Some of the students were inspired by Gleneden Post-War Design Archive which is held at Heritage Quay.
Second year student Liza Smeeton describes their experience of using the archive:
“I’ve never worked from materials in an archive. I’ve normally been given a title or theme and have worked from that.
I initially visited the archive [at Heritage Quay] with lecturer Claire Barber as part of the Introduction to Theoretical and Ethical Studies module and then lecturer Matthew Taylor introduced us to the designs in the Visual Research module where we had much more time to examine and work with and from them.
I was quickly drawn to a very simple design in muted browns, but I’ve worked with this in several ways, simplifying the design, changing the colours, creating stencils and cut paper, working the design in hand and machine embroidery and using the stencil to create prints on fabric which I then stitched into. These samples are what I’ve exhibited in the Toast House.

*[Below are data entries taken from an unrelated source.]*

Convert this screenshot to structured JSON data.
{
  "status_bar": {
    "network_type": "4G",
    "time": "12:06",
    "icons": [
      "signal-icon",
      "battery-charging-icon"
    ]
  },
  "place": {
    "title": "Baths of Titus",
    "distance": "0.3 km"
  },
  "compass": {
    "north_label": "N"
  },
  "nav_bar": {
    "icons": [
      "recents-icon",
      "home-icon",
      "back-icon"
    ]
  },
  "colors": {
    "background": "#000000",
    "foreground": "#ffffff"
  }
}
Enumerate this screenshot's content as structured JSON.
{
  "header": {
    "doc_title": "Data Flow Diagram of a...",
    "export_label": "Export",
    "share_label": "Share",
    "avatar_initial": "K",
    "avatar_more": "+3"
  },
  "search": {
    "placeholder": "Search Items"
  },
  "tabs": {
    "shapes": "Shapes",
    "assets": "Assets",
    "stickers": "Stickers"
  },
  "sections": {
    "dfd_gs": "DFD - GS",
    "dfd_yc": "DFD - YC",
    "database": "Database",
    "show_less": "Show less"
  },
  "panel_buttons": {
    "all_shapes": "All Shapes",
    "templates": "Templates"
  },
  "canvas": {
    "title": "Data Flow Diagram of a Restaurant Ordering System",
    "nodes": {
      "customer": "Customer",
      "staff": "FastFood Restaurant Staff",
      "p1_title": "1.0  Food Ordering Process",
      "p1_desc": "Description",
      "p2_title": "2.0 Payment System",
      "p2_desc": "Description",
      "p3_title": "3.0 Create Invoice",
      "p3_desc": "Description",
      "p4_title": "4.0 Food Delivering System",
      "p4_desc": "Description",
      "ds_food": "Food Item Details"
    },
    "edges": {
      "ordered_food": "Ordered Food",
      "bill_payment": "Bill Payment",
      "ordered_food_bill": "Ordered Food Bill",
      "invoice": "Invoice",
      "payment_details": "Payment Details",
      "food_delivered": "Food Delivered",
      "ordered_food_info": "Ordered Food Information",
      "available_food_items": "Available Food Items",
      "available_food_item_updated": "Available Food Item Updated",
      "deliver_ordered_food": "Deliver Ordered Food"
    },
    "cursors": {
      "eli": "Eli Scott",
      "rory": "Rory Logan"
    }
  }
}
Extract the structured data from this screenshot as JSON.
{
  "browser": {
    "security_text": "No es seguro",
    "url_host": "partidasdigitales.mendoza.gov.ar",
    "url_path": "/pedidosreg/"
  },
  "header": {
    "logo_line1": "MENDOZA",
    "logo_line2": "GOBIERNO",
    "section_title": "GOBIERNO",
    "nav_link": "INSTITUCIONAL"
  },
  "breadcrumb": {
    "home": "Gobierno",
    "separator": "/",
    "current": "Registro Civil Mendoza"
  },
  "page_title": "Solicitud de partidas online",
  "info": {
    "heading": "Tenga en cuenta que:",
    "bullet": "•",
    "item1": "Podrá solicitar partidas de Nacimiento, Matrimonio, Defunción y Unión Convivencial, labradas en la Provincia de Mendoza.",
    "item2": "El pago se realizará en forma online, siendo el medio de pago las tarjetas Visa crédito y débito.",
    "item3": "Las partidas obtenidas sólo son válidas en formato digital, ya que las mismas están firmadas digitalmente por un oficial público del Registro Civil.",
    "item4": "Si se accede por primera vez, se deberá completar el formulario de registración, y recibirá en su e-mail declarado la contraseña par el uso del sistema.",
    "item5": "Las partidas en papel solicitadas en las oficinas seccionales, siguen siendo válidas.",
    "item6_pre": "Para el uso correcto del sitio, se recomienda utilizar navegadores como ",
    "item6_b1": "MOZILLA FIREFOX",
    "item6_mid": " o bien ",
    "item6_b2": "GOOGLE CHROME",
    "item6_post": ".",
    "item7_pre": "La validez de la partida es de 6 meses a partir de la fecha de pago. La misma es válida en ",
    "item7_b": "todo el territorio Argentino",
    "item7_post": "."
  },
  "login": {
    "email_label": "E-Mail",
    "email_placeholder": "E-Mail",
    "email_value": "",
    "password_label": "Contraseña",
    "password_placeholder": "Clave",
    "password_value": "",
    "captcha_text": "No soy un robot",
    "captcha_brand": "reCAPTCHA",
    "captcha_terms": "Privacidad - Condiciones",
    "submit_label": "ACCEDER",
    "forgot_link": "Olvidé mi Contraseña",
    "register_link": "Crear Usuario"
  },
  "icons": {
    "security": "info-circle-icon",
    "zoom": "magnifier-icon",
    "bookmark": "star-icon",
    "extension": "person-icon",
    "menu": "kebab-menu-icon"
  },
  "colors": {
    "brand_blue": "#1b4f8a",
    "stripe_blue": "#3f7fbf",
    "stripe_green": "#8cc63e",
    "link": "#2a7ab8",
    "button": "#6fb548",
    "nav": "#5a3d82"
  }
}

I focused on archives for my theory written report and visited a textile archive in Sheffield where I live. The research and papers I read for this paper shows there are clear benefits from using archives to help in creating new designs, as long as these are modified and not copied from the original and that the original source is referenced. Having the original Gleneden design as a starting point gave me something to work from, so that I wasn’t starting from scratch, it helped me to produce new work much more quickly and to develop new ideas from that starting point.”
First year student Rebekah Fuller also describes their experience:
“I had never used materials from an archive before in my studies. I had never previously even considered using items from an archive to inspire my artistic process. I first learnt about archives when we visited Heritage Quay as a class as part of the Introduction to Theoretical and Ethical Studies module where we had a session with Assistant Archivist Fran Horner.
When I first saw some of the designs from the Gleneden archive, I was amazed by the intricate, detailed nature of the florals. Slightly overwhelmed, I chose a design with a colour palette I was drawn to and also the curved shape the florals created together. After painting this design, I was really pleased and throughout this year it has been a design I have been drawn back to again and again. Because of this, it was the most well-rounded collection I made this year. I used it especially in my weave rotation, considering ways I could abstract the design. I also managed to explore this painting within CAD creating a repeat pattern.”
If you are interested in using Gleneden as part of a research, teaching or art project, please email us on firstname.lastname@example.org.